A thermohygrograph is a scientific instrument which measures thermo (temperature) and hygro (humidity) and plots the results on a graph.

Thermohygrographs are sensitive instruments for monitoring the changing environment in a place, typically a museum. A thermohygrograph is a chart-recorder which measures temperature and humidity and plots it on a chart. The purpose of doing this, in a museum, is not exactly for the purpose of scientific study of the environment, but more a matter of curatorship, to make sure that the conditions of temperature and environment don't go too far out of that stable environmental zone in which museum exhibits remain in perfect condition for centuries to come.

People looking around a museum may happen to notice a thermohygrograph, and perhaps wonder why such an exhibit has no plaque to describe it. Surely such a fine piece of scientific apparatus with its rotating cylinder and precision pens that plot graphs would merit a description? But then someone points out it's not an exhibit, it's an environment-monitor!

Monitoring the environment inside a building can be an important business, and is like making sure your insurance is up-to-date. I'll explain some more about this after I've explained the story. The thing is, despite their refinement, thermohygrographs tend to have a stay-at-home image, but as you can guess by the fact that this page is at Zyra's eccentric website, and by the fact this page is called "Adventure of a Thermohygrograph", something less stay-at-home is about to happen!

As luck would have it, I happened to have acquired some thermohygrographs, and I did some online research and found out what they were and I started thinking what they could be used for. When this started I was living in the UK, but the event happened shortly before I was to emigrate for tax purposes to Panama. Being an eccentric crazy person who has a huge collection of stuff (some say junk), I called upon international furniture-removers to move my stuff from the UK to Panama. We are talking about several 40ft shipping containers, travelling by freight on ships across the ocean. Now as well as the climate in Panama being very different to the climate in Britain, there's also the idea that the journey will include 17 days and nights of transit, some of which will include trans-atlantic climate. Now as you can see, the life of a thermohygrograph is about to take a turn for the more adventurous.Start of a Thermohygrograph trace

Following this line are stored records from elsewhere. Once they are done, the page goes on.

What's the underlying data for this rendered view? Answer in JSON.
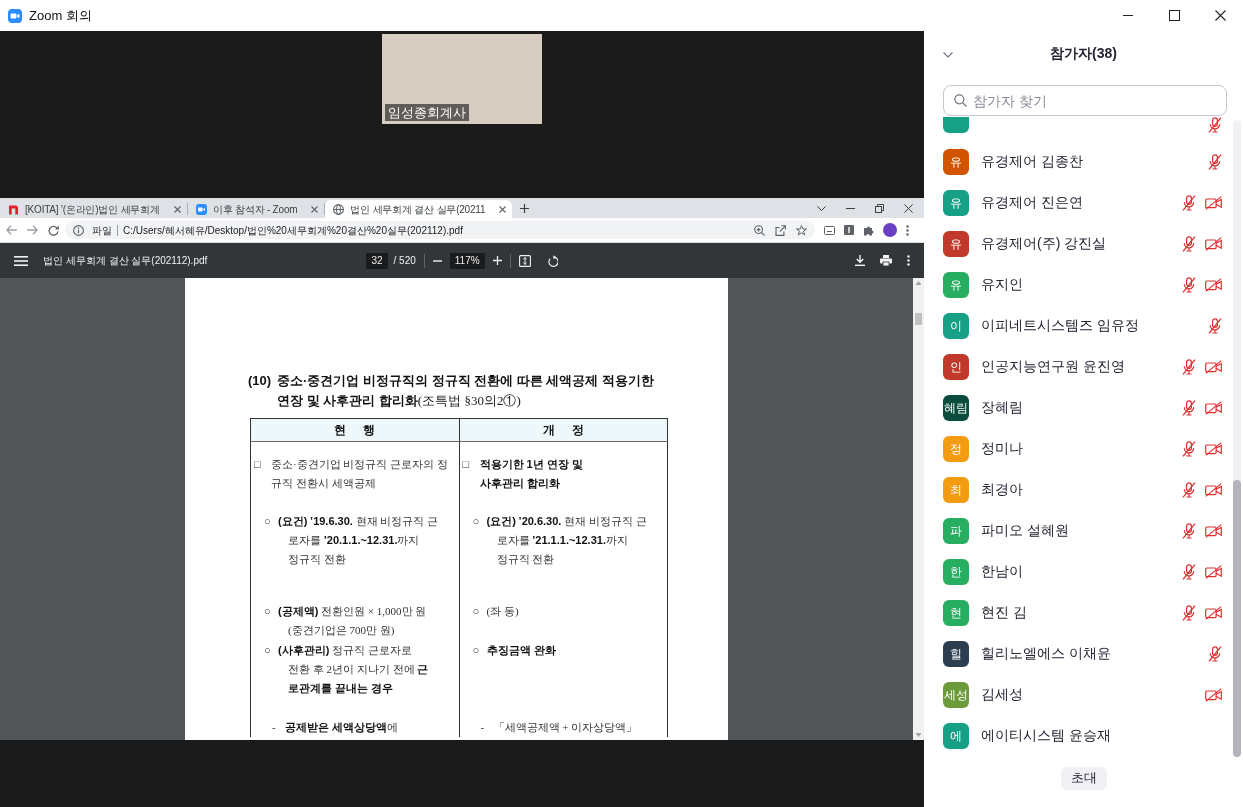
{
  "window": {
    "title": "Zoom 회의"
  },
  "video_tile": {
    "name": "임성종회계사"
  },
  "shared_screen": {
    "browser": {
      "tabs": [
        {
          "title": "[KOITA] '(온라인)법인 세무회계",
          "selected": false
        },
        {
          "title": "이후 참석자 - Zoom",
          "selected": false
        },
        {
          "title": "법인 세무회계 결산 실무(20211",
          "selected": true
        }
      ],
      "address": {
        "scheme": "파일",
        "url": "C:/Users/혜서혜유/Desktop/법인%20세무회계%20결산%20실무(202112).pdf"
      }
    },
    "pdf_viewer": {
      "file_name": "법인 세무회계 결산 실무(202112).pdf",
      "page": "32",
      "page_count": "/ 520",
      "zoom": "117%"
    },
    "document": {
      "heading": {
        "number": "(10)",
        "lines": [
          "**중소·중견기업 비정규직의 정규직 전환에 따른 세액공제 적용기한**",
          "**연장 및 사후관리 합리화**(조특법 §30의2①)"
        ]
      },
      "table": {
        "columns": [
          "현 행",
          "개 정"
        ],
        "rows": [
          {
            "cells": [
              {
                "kind": "box",
                "marker": "□",
                "bold": false,
                "lines": [
                  "중소·중견기업 비정규직 근로자의 정",
                  "규직 전환시 세액공제"
                ]
              },
              {
                "kind": "box",
                "marker": "□",
                "bold": true,
                "lines": [
                  "적용기한 1년 연장 및",
                  "사후관리 합리화"
                ]
              }
            ]
          },
          {
            "cells": [
              {
                "kind": "circle",
                "marker": "○",
                "bold": false,
                "lines": [
                  "**(요건)** **’19.6.30.** 현재 비정규직 근",
                  "로자를 **’20.1.1.~12.31.**까지",
                  "정규직 전환"
                ]
              },
              {
                "kind": "circle",
                "marker": "○",
                "bold": false,
                "lines": [
                  "**(요건)** **’20.6.30.** 현재 비정규직 근",
                  "로자를 **’21.1.1.~12.31.**까지",
                  "정규직 전환"
                ]
              }
            ]
          },
          {
            "cells": [
              {
                "kind": "circle",
                "marker": "○",
                "bold": false,
                "lines": [
                  "**(공제액)** 전환인원 × 1,000만 원",
                  "(중견기업은 700만 원)"
                ]
              },
              {
                "kind": "circle",
                "marker": "○",
                "bold": false,
                "lines": [
                  "(좌 동)"
                ]
              }
            ]
          },
          {
            "cells": [
              {
                "kind": "circle",
                "marker": "○",
                "bold": false,
                "lines": [
                  "**(사후관리)** 정규직 근로자로",
                  "전환 후 2년이 지나기 전에 **근**",
                  "**로관계를 끝내는 경우**"
                ]
              },
              {
                "kind": "circle",
                "marker": "○",
                "bold": true,
                "lines": [
                  "추징금액 완화"
                ]
              }
            ]
          },
          {
            "cells": [
              {
                "kind": "dash",
                "marker": "-",
                "bold": false,
                "lines": [
                  "**공제받은 세액상당액**에"
                ]
              },
              {
                "kind": "dash",
                "marker": "-",
                "bold": false,
                "lines": [
                  "「세액공제액 + 이자상당액」"
                ]
              }
            ]
          }
        ]
      }
    }
  },
  "participants_panel": {
    "title": "참가자(38)",
    "search": {
      "placeholder": "참가자 찾기"
    },
    "partial_row": {
      "color": "#16a085",
      "audio_muted": true
    },
    "participants": [
      {
        "initial": "유",
        "name": "유경제어 김종찬",
        "color": "#d35400",
        "audio_muted": true,
        "video_off": false
      },
      {
        "initial": "유",
        "name": "유경제어 진은연",
        "color": "#16a085",
        "audio_muted": true,
        "video_off": true
      },
      {
        "initial": "유",
        "name": "유경제어(주) 강진실",
        "color": "#c0392b",
        "audio_muted": true,
        "video_off": true
      },
      {
        "initial": "유",
        "name": "유지인",
        "color": "#27ae60",
        "audio_muted": true,
        "video_off": true
      },
      {
        "initial": "이",
        "name": "이피네트시스템즈 임유정",
        "color": "#16a085",
        "audio_muted": true,
        "video_off": false
      },
      {
        "initial": "인",
        "name": "인공지능연구원 윤진영",
        "color": "#c0392b",
        "audio_muted": true,
        "video_off": true
      },
      {
        "initial": "혜림",
        "name": "장혜림",
        "color": "#0b4d3d",
        "audio_muted": true,
        "video_off": true
      },
      {
        "initial": "정",
        "name": "정미나",
        "color": "#f39c12",
        "audio_muted": true,
        "video_off": true
      },
      {
        "initial": "최",
        "name": "최경아",
        "color": "#f39c12",
        "audio_muted": true,
        "video_off": true
      },
      {
        "initial": "파",
        "name": "파미오 설혜원",
        "color": "#27ae60",
        "audio_muted": true,
        "video_off": true
      },
      {
        "initial": "한",
        "name": "한남이",
        "color": "#27ae60",
        "audio_muted": true,
        "video_off": true
      },
      {
        "initial": "현",
        "name": "현진 김",
        "color": "#27ae60",
        "audio_muted": true,
        "video_off": true
      },
      {
        "initial": "힐",
        "name": "힐리노엘에스 이채윤",
        "color": "#2c3e50",
        "audio_muted": true,
        "video_off": false
      },
      {
        "initial": "세성",
        "name": "김세성",
        "color": "#6a9a3a",
        "audio_muted": false,
        "video_off": true
      },
      {
        "initial": "에",
        "name": "에이티시스템 윤승재",
        "color": "#16a085",
        "audio_muted": false,
        "video_off": false
      }
    ],
    "invite_button": "초대"
  }
}
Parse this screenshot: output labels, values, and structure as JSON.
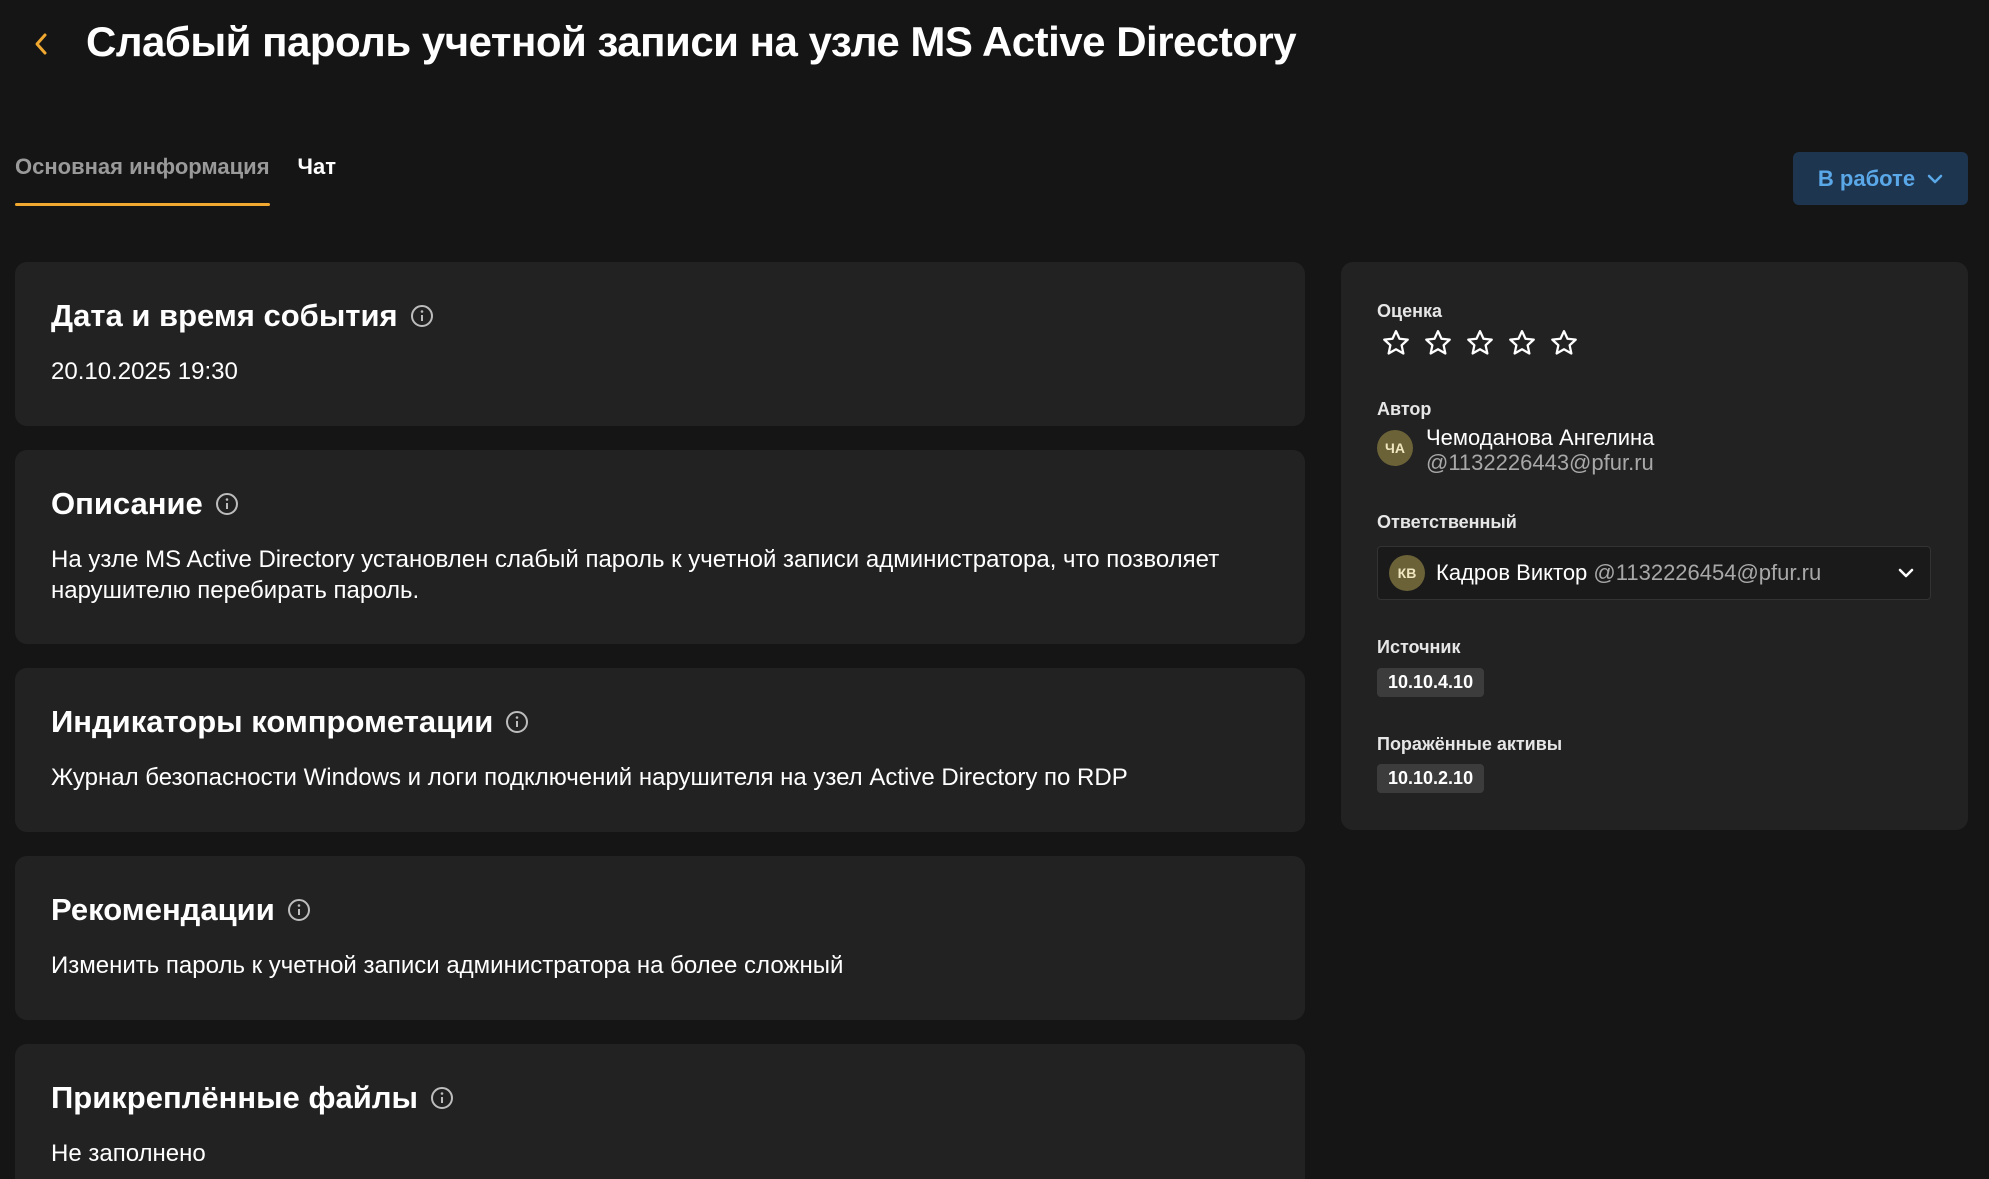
{
  "header": {
    "title": "Слабый пароль учетной записи на узле MS Active Directory",
    "back_icon": "chevron-left-icon",
    "accent_color": "#f0a830"
  },
  "tabs": [
    {
      "label": "Основная информация",
      "active": true
    },
    {
      "label": "Чат",
      "active": false
    }
  ],
  "status": {
    "label": "В работе",
    "icon": "chevron-down-icon",
    "color": "#5aa8e8",
    "background": "#1e3550"
  },
  "sections": {
    "datetime": {
      "title": "Дата и время события",
      "value": "20.10.2025 19:30"
    },
    "description": {
      "title": "Описание",
      "value": "На узле MS Active Directory установлен слабый пароль к учетной записи администратора, что позволяет нарушителю перебирать пароль."
    },
    "indicators": {
      "title": "Индикаторы компрометации",
      "value": "Журнал безопасности Windows и логи подключений нарушителя на узел Active Directory по RDP"
    },
    "recommendations": {
      "title": "Рекомендации",
      "value": "Изменить пароль к учетной записи администратора на более сложный"
    },
    "attachments": {
      "title": "Прикреплённые файлы",
      "value": "Не заполнено"
    }
  },
  "sidebar": {
    "rating": {
      "label": "Оценка",
      "max": 5,
      "value": 0
    },
    "author": {
      "label": "Автор",
      "initials": "ЧА",
      "name": "Чемоданова Ангелина",
      "email": "@1132226443@pfur.ru"
    },
    "assignee": {
      "label": "Ответственный",
      "initials": "КВ",
      "name": "Кадров Виктор",
      "email": "@1132226454@pfur.ru"
    },
    "source": {
      "label": "Источник",
      "value": "10.10.4.10"
    },
    "affected": {
      "label": "Поражённые активы",
      "value": "10.10.2.10"
    }
  }
}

I got in touch with CASELLA, makers of these particular thermohygrographs, and a specialist company whose business is environmental monitoring. I explained my idea, that I would like to pack a thermohygrograph in a shipping container and have it running during the voyage. The friendly people at Casella were very helpful, and intrigued to hear about the idea, and I am pleased to say that now, not only do I have thermohygrographs, but I also have the right type of chart paper, and the right type of pens, and so now it's looking like there will be thermohygrographs on tour!

I intend to publish the results online! It will be interesting, to see the charts of changing temperature and humidity throughout the journey. At the time of writing, the voyage had not happened yet, so, watch this space! We will all have to be patient for this, as moving my houseful of stuff will take a while.

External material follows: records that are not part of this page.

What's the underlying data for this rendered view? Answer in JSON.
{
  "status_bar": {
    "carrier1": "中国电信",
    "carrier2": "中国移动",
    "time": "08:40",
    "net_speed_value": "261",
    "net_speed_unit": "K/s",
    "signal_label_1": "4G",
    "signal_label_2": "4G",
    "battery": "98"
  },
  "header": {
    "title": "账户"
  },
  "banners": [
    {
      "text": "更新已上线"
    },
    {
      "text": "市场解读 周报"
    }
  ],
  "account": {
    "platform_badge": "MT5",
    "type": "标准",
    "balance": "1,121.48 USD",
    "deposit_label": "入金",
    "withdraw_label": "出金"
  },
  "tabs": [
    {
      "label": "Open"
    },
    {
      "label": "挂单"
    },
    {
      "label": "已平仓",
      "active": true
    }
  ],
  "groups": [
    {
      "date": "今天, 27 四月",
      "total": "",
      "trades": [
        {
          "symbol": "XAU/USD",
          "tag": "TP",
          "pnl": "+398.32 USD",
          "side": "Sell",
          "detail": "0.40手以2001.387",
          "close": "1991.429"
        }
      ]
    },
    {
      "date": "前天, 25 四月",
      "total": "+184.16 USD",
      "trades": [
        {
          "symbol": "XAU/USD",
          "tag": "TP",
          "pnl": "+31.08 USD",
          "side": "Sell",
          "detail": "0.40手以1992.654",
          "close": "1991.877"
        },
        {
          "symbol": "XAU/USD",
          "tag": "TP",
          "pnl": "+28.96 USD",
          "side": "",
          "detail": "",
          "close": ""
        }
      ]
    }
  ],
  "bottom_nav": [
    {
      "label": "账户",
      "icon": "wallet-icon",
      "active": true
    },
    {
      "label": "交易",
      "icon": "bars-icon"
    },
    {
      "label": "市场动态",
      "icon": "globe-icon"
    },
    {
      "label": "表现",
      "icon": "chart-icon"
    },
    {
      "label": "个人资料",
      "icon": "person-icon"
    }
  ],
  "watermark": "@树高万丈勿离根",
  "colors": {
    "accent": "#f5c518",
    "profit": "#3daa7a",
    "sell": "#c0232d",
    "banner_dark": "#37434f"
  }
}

Update: Part1 is already available for you to see: Adventure of a Thermohygrograph: The Adventure Begins

Meanwhile, Well Done to Casella! If you'd like to find out more about environmental monitoring, you can visit www.casella.co.uk or www.casellameasurement.com or www.casellacel.com . Their business is not purely thermohygrographs, and there's more emphasis on the monitoring and measurement of such things as DUST, and noise (which is a serious business industrially), and the control of gases in the air. Things have moved on a long way from the days of having a canary with you when you go down a mine, to monitor the air quality!

... The Story continues... The Adventure Begins